x Abu Dhabi, UAEWednesday 26 July 2017

Eniko Llanos and Julie Dibens prepared to defend Abu Dhabi triathlon titles

But both defending champions of the Abu Dhabi International Triathlon are aware that the quality and quantity of the opposition is far greater than a year ago and a repeat title will call upon their phenomenal stamina at maximum use.

Julie Dibens expects the road to winning tomorrow’s Abu Dhabi Triathlon to be a bit tougher, but “organisers did such a fantastic job that I always wanted to come back,” she says.
Julie Dibens expects the road to winning tomorrow’s Abu Dhabi Triathlon to be a bit tougher, but “organisers did such a fantastic job that I always wanted to come back,” she says.

ABU DHABI // Eniko Llanos and Julie Dibens enjoyed their victories in the inaugural Abu Dhabi International Triathlon so much 12 months ago that they are both hungry for more glory when the gruelling event is staged for the second time tomorrow.

But both defending champions are aware that the quality and quantity of the opposition is far greater than a year ago and a repeat title will call upon their phenomenal stamina at maximum use.

"We are racing along such a spectacular course it is impossible not to enjoy competing in this event," said Llanos, a Spanish "Ironman" and runner-up in the 2008 world championships. "The fact I won it last year makes it even better."

Dibens, from England, has been counting down the days to the defence of her championship. "Last year, considering that it was a first-time race, the organisers did such a fantastic job that I was always going to come back," she said. "I can't wait for the race to start.

Dibens was asked to give her view on the likely outcome of the men's race and she emphasised the strength of the line-up before suggesting that the Australian duo of Craig Alexander and Chris McCormack would figure prominently in the battle for the US$50,000 (Dh183,652) first prize.

Alexander, the Ironman world champion in 2008 and 2009 who did not take part in last year's race as he felt he was below peak fitness at the time, said: "I heard nothing but good things from the other athletes about the experience and it has for a long time been an entry in my diary for this year.

"The race has gone up to another level, though.
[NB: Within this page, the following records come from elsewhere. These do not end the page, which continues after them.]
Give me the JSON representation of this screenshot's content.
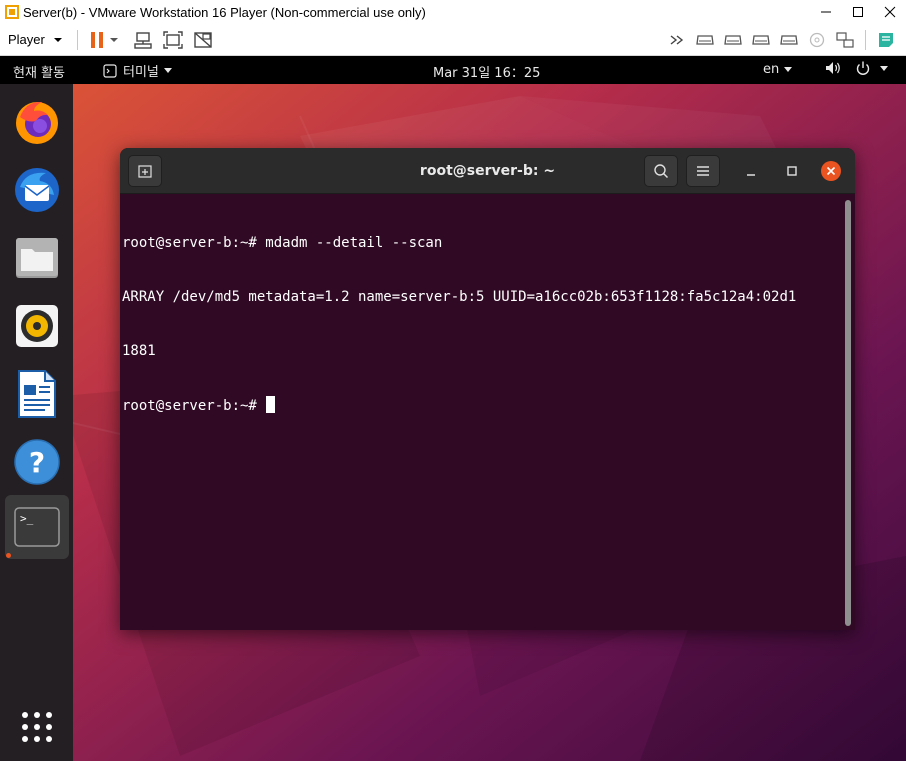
{
  "vmware": {
    "window_title": "Server(b) - VMware Workstation 16 Player (Non-commercial use only)",
    "player_menu_label": "Player",
    "toolbar_icons": [
      "pause-icon",
      "send-ctrl-alt-del-icon",
      "fit-guest-icon",
      "unity-icon"
    ],
    "device_icons": [
      "more-devices-icon",
      "hard-disk-icon",
      "hard-disk-icon",
      "hard-disk-icon",
      "hard-disk-icon",
      "cd-icon",
      "network-icon",
      "message-log-icon"
    ]
  },
  "topbar": {
    "activities": "현재 활동",
    "app_menu": "터미널",
    "clock": "Mar 31일  16：25",
    "input_language": "en"
  },
  "dock": {
    "items": [
      "Firefox",
      "Thunderbird",
      "Files",
      "Rhythmbox",
      "LibreOffice Writer",
      "Help",
      "Terminal"
    ]
  },
  "terminal": {
    "title": "root@server-b: ~",
    "lines": [
      "root@server-b:~# mdadm --detail --scan",
      "ARRAY /dev/md5 metadata=1.2 name=server-b:5 UUID=a16cc02b:653f1128:fa5c12a4:02d1",
      "1881",
      "root@server-b:~# "
    ]
  },
  "colors": {
    "terminal_bg": "#300a24",
    "ubuntu_orange": "#e95420",
    "topbar_bg": "#000000",
    "dock_bg": "#241f23"
  }
}
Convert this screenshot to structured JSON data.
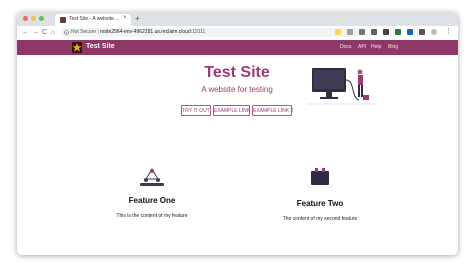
{
  "colors": {
    "accent": "#9b3d74",
    "navbar": "#8e3868",
    "traffic_red": "#ed6a5e",
    "traffic_yellow": "#f5bf4f",
    "traffic_green": "#61c554"
  },
  "browser": {
    "tab_title": "Test Site - A website for testing",
    "tab_close": "×",
    "new_tab": "+",
    "nav": {
      "back": "←",
      "forward": "→",
      "reload": "C",
      "home": "⌂"
    },
    "security_label": "Not Secure",
    "url_host": "node2564-env-4962181.us.reclaim.cloud",
    "url_port": ":11011"
  },
  "site": {
    "brand": "Test Site",
    "nav_links": [
      "Docs",
      "API",
      "Help",
      "Blog"
    ],
    "hero": {
      "title": "Test Site",
      "subtitle": "A website for testing",
      "buttons": [
        "TRY IT OUT",
        "EXAMPLE LINK",
        "EXAMPLE LINK 2"
      ]
    },
    "features": [
      {
        "title": "Feature One",
        "text": "This is the content of my feature"
      },
      {
        "title": "Feature Two",
        "text": "The content of my second feature"
      }
    ]
  }
}
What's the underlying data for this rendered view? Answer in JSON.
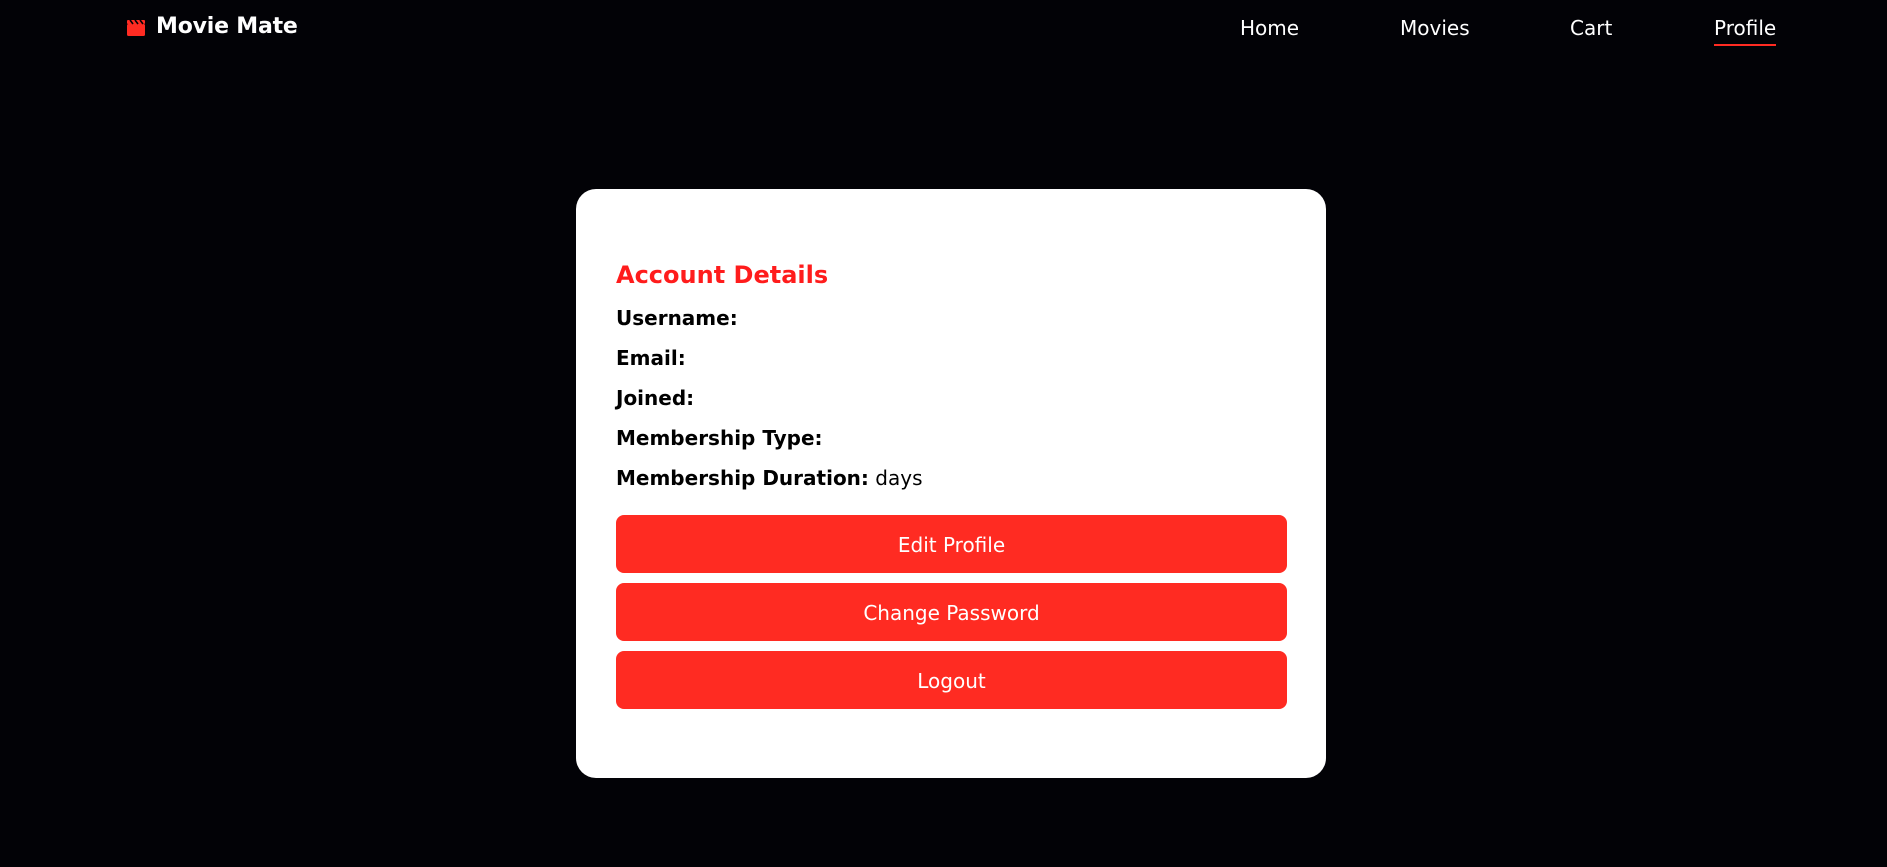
{
  "app": {
    "brand": "Movie Mate",
    "brand_icon": "clapperboard-icon",
    "accent_color": "#ff2b22",
    "title_color": "#ff1c1c",
    "background_color": "#020206"
  },
  "nav": {
    "items": [
      {
        "label": "Home",
        "active": false
      },
      {
        "label": "Movies",
        "active": false
      },
      {
        "label": "Cart",
        "active": false
      },
      {
        "label": "Profile",
        "active": true
      }
    ]
  },
  "account": {
    "title": "Account Details",
    "fields": [
      {
        "label": "Username:",
        "value": ""
      },
      {
        "label": "Email:",
        "value": ""
      },
      {
        "label": "Joined:",
        "value": ""
      },
      {
        "label": "Membership Type:",
        "value": ""
      },
      {
        "label": "Membership Duration:",
        "value": "days"
      }
    ],
    "buttons": {
      "edit_profile": "Edit Profile",
      "change_password": "Change Password",
      "logout": "Logout"
    }
  }
}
When you look at the entry list you see how much talent is going to be on that starting line, and it's going to be really tough to come out on top."

McCormack, the Ironman world champion in 2007 and 2010, was a regular visitor to the UAE in the 1990s for smaller events and is relishing putting his all-round athletic skills to the utmost test in classier company.

"A lot will depend on conditions on the day in terms of tactics," he said.

Abu Dhabi has a team of seven in the race, led by Faris Al Sultan, a German of Iraqi parentage, who has been working in an advisory capacity with the race organisers.

"It is great to see so many locals taking part in the amateur races this year," he said. "It is to be hoped that such a high level of enthusiasm eventually produces an Emirati capable of competing at the highest level."

Most of those local competitors are registered for the newly introduced sprint race: a 750m swim, a 50km bike ride and a 5km run.

Like their professional counterparts, they will assemble at the Emirates Palace hotel at 6am tomorrow. Depending on the heat and wind, the winners of the elite race are expected to cross the Corniche finishing line six or seven hours later.